HTML and CSS Reference
You can have as many <tr> tags as needed. Each table row must contain the same number of table
cells or <td> tags. This keeps the number of columns consistent.
When rendered in a browser as shown in Figure 16-1,
you'll notice two things immediately. First, no lines
define the grid; you'll have to create a CSS rule for the
<table> tag with a border property to achieve that
effect. Second, the cells — and thus the rows and table
itself — are only as wide as required to show the con-
tent. Again, CSS rules to the rescue! You can define a
width property for the entire table and/or for the <td>
You can put pretty much any kind of content in a cell.
Plain text, sentences surrounded by <p> tags, images —
it's all fair game for <td> tag content. Although it's less
common, you can include major structural elements like
<div> tags in the cell if required by your design.
To learn more about how to style a table, see Lesson 17.
specifying a Table Header
So far, you've seen how an HTML table is built with three tags. However, additional tags can give
your table even more structure. The first row or column of a table often contains a heading, like
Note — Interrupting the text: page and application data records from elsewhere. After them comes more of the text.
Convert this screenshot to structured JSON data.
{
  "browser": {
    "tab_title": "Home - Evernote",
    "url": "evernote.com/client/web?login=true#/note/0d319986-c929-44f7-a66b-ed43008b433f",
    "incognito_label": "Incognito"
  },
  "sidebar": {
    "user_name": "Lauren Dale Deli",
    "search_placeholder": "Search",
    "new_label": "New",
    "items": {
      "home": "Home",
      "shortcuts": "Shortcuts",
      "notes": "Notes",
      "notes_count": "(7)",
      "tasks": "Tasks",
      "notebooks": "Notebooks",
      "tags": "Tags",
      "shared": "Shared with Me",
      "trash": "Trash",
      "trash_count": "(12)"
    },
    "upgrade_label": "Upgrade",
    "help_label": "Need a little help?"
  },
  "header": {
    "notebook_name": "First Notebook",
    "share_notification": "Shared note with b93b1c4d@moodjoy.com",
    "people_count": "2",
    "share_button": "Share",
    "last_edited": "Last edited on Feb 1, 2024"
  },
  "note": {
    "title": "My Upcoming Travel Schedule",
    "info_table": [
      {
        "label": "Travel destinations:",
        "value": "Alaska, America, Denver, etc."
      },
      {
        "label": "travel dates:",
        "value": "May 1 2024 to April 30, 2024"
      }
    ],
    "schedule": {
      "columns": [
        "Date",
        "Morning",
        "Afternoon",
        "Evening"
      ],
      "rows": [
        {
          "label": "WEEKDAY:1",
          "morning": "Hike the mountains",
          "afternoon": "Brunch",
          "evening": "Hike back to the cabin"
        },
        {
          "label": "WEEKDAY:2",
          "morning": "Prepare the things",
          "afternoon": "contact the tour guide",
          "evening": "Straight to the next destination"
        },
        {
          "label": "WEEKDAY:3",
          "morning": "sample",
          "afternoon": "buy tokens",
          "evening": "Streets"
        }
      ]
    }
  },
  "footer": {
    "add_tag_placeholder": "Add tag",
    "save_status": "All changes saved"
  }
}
First Name in the previous code example. To help with the uniform styling of heading content, you
can substitute a <th> tag for a standard <td> one, like this: